Federal Rule of Civil Procedure 12(b)(3) permits a defendant to move for dismissal when venue is improper. 28 U.S.C. § 1391(b) provides that, in "[a] civil action wherein jurisdiction is not founded solely on diversity of citizenship," venue is proper "only in (1) a judicial district where any defendant resides, if all defendants reside in the same State, (2) a judicial district in which a substantial part of the events or omissions giving rise to the claim occurred, or a substantial part of property that is the subject of the action is situated, or (3) a judicial district in which any defendant may be found, if there is no district in which the action may otherwise be brought." 28 U.S.C. § 1391(b) accounts for the possibility that venue may be proper in more than one judicial district. Kelly v. Qualitest Pharm. Inc., 2006 WL 2536627, at *8 (E.D. Cal. Aug. 31, 2006) (citing Mitrano v. Hawes, 377 F.3d 402, 405 (4th Cir. 2004)). Indeed, the word "substantial" is by no means synonymous with "majority": "it is not necessary that a majority of the events occurred in the district where suit is filed, that the events in that district predominate, or that the chosen district is the 'best venue.'" Id. Rather, plaintiff must simply "show that a 'substantial part' of the events giving rise to [her] claims occurred" in the Eastern District of California. Id. However, "[s]ince the events or omissions giving rise to the plaintiff's claim must be substantial, events or omissions that might only have some tangential connection with the dispute in litigation are not enough." Trico Bancshares & Subsidiaries v. Rothgerber Johnson & Lyons LLP, 2009 WL 3365855, at *6 (E.D.Cal. Oct. 15, 2009) (quoting Cottman Transmission Sys., Inc. v. Martino, 36 F.3d 291, 294 (3d Cir. 1994)).

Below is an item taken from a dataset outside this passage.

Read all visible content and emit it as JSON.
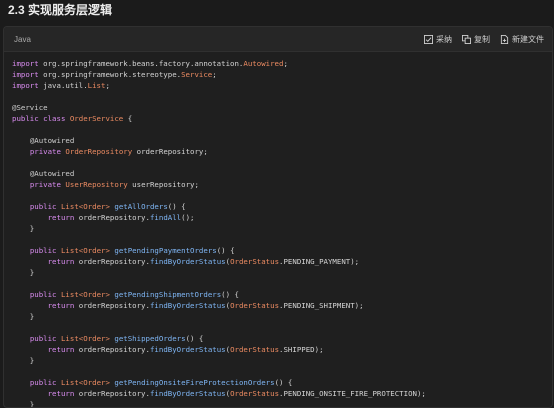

The appropriate inquiry under Rule 12(b)(3) is not whether venue is more appropriate in a different judicial district, but rather whether venue is appropriate in the particular district in which plaintiff filed her claim. Rule 12(b)(3) places the burden upon plaintiff to show that venue is proper in this district. Piedmont Label Co. v. Sun Garden Packing Co., 598 F.2d 491, 496 (9th Cir.1979); Hope v. Otis Elevator Co., 389 F.Supp.2d 1235, 1243 (E.D. Cal. 2005). Unlike a motion to dismiss for failure to state a viable claim under Rule 12(b)(6), on a motion for improper venue under Rule 12(b)(3), "the pleadings need not be accepted as true and the court may consider supplemental written materials and consider facts outside the pleadings" in its adjudication. Kelly v. Qualitest Pharm, Inc., 2006 WL 2536627, at *7 (E.D. Cal. 2006) (citing Murphy v. Scheider Nat'l, Inc., 362 F.3d 1133, 1137 (9th Cir. 2004). The decision to dismiss for improper venue is a matter within the sound discretion of the district court. Cook v. Fox, 537 F.2d 370, 371 (9th Cir. 1976).
Plaintiff's contention, that the filing of the San Joaquin action for purposes of collecting the debt constituted a substantial portion of the of the events giving rise to plaintiff's FDCPA claim, is well-taken. Plaintiff's claims allege that defendants improperly attempted to collect a debt. Plaintiff alleges that the last improper act in attempting to collect that debt was filing a lawsuit plaintiff maintains defendants knew was improper. The filing of the lawsuit in San Joaquin County was a substantial event that gave rise to plaintiff's claim. Indeed, but for filing of that allegedly improper suit, it is reasonable to ...